On February 14, 2017, Mayor Lee and Supervisor Tang introduced HOME-SF program, which is intended to facilitate construction of family-friendly housing for working class families, specifically those households in the 60-150% AMI range, which expands the typical AMI range by exceeding 120% AMI level.  The legislation is expected to amend the 100% Affordable Housing Bonus Ordinance that was adopted in June 2016 under Ordinance No. 143-16 and to address many of the items discussed in the Planning Department’s Housing for Families with Children policy paper.


A Tool Kit to Close California’s Housing Gap: 3.5 Million Homes by 2025, by McKinsey Global Institute, published in October 2016.

Supervisor Safai, Breed and Tang’s proposed legislation was introduced under BOS File No. 170208.

Planning Department’s Housing for Families with Children was released on January 17, 2017.

The issues discussed in this update are not intended to be legal advice and no attorney-client relationship is established with the recipient.  Readers should consult with legal counsel before relying on any of the information contained herein.  Reuben, Junius & Rose, LLP is a full-service real estate law firm.  We specialize in land use, development, and entitlement law.

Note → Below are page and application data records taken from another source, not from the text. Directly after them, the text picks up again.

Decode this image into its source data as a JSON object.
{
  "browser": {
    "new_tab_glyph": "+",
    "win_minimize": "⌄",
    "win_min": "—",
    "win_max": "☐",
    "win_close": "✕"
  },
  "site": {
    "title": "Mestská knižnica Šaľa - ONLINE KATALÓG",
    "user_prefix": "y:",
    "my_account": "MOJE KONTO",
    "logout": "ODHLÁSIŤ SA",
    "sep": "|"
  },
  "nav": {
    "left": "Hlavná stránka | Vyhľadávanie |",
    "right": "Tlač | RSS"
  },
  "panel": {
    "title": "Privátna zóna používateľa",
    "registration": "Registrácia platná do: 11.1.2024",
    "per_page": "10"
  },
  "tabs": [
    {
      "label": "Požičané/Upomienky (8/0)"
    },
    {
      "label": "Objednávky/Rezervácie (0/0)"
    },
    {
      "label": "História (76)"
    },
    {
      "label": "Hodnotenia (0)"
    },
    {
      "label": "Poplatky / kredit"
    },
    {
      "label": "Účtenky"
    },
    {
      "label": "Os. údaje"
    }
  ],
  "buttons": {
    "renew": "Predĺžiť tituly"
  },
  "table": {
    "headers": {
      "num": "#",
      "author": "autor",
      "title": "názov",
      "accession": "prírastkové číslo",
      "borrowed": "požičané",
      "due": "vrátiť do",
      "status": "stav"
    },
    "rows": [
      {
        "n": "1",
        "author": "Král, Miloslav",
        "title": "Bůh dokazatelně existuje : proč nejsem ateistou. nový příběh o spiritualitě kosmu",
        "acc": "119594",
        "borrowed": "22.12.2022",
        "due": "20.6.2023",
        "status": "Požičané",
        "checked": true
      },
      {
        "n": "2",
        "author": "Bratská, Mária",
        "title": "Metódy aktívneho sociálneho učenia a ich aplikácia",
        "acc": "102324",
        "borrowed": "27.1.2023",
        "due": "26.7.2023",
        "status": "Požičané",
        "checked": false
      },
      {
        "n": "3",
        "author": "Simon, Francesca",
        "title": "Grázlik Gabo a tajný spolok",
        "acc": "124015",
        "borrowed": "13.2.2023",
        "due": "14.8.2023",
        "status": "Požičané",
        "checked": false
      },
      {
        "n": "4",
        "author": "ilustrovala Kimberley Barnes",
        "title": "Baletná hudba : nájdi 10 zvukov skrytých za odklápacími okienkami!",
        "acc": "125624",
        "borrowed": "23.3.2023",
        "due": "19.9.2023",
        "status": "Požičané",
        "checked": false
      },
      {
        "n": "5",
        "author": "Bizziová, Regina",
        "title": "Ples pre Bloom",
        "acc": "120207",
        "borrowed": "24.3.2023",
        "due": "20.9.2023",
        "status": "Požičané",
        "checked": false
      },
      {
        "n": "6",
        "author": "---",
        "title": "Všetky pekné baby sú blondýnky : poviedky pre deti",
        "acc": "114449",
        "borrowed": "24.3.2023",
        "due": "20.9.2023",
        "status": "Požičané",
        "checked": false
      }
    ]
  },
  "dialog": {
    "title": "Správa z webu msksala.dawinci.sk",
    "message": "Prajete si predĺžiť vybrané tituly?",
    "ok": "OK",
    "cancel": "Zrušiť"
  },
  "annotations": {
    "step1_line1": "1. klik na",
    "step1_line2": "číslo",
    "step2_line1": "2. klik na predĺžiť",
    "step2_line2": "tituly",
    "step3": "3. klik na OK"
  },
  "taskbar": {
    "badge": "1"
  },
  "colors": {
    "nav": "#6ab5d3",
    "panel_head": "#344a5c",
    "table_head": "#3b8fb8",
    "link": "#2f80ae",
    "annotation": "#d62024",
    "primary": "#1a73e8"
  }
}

We also provide a wide range of transactional services, including leasing, acquisitions and sales, the formation of limited liability companies and other entities, lending/workout assistance, subdivision, and condominium work.